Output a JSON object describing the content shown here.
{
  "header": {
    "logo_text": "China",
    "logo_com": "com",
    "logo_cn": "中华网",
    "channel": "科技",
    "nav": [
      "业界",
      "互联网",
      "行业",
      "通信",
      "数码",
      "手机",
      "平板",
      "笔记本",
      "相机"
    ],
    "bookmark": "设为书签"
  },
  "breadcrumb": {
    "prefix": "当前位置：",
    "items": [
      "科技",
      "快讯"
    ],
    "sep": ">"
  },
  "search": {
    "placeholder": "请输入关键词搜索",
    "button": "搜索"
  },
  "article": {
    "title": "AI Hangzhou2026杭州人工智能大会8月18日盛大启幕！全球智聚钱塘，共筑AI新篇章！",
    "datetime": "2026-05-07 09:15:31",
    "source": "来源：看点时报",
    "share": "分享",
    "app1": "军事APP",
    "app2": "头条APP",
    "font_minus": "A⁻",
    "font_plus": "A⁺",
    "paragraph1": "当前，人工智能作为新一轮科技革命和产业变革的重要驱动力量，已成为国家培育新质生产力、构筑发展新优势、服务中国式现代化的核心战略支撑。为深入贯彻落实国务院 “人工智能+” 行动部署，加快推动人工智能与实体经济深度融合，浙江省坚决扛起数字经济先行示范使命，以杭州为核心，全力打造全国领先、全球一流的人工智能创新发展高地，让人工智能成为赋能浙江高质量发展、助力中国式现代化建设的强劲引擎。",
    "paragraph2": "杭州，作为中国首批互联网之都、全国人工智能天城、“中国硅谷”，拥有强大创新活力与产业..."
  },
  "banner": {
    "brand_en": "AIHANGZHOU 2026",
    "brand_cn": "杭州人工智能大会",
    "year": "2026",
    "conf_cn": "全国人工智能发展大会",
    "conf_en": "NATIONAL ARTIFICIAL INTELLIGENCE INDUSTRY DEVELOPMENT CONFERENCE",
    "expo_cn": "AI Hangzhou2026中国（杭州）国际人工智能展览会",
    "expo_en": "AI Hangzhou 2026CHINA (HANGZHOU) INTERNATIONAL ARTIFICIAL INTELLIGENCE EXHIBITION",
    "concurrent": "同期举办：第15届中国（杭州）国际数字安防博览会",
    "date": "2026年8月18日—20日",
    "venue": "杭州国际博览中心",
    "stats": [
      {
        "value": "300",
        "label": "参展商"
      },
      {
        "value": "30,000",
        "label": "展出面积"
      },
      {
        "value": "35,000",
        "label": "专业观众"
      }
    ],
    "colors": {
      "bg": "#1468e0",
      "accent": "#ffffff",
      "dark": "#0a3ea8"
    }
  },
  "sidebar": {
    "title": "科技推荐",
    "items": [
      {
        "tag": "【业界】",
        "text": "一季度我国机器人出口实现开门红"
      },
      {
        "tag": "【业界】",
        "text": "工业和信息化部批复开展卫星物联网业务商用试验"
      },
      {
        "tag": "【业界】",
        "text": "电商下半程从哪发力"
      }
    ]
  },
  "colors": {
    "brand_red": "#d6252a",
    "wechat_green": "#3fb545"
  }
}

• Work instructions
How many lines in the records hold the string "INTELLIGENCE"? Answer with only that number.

• Answer for this exercise
2